• Records shown
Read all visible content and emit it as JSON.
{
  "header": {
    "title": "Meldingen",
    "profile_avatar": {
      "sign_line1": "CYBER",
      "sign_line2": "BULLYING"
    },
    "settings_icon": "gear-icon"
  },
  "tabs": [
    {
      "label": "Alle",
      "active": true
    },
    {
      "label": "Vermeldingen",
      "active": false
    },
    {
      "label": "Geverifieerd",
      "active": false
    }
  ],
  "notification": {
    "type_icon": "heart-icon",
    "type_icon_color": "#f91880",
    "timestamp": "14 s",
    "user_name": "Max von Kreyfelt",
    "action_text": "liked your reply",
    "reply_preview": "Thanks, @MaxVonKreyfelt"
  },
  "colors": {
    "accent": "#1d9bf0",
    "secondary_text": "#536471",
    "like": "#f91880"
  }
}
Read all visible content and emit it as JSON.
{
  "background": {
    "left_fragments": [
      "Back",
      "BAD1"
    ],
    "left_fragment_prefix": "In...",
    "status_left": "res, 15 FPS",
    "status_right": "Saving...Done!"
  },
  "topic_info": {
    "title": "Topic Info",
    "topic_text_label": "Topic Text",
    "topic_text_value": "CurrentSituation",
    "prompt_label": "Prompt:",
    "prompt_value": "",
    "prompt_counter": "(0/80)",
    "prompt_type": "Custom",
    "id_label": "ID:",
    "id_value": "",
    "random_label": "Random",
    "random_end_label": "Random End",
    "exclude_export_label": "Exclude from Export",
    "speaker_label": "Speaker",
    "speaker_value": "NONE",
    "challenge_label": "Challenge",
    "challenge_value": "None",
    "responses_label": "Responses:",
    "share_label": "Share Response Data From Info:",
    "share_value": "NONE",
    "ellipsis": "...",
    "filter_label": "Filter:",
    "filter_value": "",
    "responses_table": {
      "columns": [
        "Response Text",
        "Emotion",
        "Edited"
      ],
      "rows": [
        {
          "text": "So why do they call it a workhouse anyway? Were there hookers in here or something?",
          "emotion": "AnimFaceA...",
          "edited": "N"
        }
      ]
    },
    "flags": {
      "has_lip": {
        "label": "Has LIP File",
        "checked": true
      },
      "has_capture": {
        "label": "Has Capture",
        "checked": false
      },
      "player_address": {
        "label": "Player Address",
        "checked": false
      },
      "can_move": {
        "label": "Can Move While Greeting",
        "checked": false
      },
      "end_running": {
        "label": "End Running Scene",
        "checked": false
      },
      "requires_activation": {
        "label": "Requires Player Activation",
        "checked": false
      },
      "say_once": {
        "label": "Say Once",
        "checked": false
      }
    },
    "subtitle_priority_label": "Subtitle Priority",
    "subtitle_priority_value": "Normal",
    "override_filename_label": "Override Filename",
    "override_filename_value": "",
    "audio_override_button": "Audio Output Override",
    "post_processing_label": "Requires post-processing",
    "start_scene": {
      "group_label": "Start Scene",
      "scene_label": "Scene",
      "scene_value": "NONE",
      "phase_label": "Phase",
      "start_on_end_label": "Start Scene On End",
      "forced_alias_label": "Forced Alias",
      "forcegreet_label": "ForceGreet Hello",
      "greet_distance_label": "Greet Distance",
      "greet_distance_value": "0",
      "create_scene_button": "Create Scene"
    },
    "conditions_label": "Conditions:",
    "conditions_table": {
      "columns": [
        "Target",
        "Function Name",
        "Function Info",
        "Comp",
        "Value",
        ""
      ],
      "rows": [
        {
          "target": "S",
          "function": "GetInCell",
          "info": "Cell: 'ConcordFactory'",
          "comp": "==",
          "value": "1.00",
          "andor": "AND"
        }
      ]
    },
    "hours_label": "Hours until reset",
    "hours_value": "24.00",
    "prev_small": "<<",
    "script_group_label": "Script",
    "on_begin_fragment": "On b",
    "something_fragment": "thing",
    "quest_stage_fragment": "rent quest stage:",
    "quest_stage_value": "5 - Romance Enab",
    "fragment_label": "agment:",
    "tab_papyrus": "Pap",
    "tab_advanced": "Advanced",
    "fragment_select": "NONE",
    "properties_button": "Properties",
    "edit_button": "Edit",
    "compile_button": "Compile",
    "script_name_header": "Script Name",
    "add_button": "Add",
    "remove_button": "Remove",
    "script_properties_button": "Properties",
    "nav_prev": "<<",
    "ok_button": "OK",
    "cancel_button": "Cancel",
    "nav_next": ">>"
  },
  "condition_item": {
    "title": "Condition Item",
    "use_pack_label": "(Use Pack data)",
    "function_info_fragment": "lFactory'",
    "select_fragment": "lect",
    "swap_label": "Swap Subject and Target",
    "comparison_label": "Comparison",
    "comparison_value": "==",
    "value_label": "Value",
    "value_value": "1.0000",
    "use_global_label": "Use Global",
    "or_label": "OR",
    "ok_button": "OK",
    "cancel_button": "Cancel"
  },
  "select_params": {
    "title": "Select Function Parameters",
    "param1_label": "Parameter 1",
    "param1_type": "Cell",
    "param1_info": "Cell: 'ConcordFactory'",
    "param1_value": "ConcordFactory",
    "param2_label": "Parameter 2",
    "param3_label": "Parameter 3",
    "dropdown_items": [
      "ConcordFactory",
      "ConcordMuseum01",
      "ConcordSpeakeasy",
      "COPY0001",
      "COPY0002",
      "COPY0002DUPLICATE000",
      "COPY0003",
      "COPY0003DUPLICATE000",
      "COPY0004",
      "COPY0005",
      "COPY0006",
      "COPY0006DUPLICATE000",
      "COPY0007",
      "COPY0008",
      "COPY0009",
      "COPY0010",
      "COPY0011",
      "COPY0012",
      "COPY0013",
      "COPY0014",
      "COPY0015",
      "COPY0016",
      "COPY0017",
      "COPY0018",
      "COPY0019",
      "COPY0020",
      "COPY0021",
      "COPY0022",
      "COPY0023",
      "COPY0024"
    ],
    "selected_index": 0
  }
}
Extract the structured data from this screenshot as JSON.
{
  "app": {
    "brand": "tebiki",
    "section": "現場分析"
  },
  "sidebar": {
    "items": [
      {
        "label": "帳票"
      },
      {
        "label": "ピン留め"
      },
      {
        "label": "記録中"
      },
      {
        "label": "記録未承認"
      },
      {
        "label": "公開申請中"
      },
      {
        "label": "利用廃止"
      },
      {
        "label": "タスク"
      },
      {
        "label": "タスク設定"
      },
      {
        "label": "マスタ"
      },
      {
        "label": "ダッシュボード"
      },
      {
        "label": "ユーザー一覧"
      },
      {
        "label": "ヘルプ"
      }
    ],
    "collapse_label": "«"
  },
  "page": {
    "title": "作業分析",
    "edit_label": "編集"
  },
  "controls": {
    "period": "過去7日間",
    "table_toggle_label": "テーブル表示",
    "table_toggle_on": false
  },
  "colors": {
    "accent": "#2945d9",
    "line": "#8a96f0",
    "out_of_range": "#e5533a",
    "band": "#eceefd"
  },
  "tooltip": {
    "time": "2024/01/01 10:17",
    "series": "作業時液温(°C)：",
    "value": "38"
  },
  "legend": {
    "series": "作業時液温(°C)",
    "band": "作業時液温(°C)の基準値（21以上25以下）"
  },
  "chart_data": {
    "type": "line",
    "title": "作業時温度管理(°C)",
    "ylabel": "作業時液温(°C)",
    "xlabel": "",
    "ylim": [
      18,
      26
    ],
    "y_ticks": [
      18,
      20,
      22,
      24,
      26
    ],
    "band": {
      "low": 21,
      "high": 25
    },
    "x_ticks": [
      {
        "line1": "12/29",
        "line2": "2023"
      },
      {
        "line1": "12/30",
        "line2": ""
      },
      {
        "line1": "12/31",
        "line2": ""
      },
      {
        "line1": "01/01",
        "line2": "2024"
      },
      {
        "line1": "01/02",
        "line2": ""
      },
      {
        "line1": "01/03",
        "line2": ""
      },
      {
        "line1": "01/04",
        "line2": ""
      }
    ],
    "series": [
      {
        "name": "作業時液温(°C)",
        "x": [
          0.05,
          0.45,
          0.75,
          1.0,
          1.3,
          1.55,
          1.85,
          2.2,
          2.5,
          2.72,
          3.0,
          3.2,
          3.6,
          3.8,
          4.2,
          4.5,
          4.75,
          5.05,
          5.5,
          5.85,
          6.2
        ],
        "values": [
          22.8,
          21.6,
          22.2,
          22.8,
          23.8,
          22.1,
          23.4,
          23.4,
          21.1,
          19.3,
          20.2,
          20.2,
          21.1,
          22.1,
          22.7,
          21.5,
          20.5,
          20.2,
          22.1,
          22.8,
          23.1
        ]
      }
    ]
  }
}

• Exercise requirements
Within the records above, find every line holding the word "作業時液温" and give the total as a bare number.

• Output
5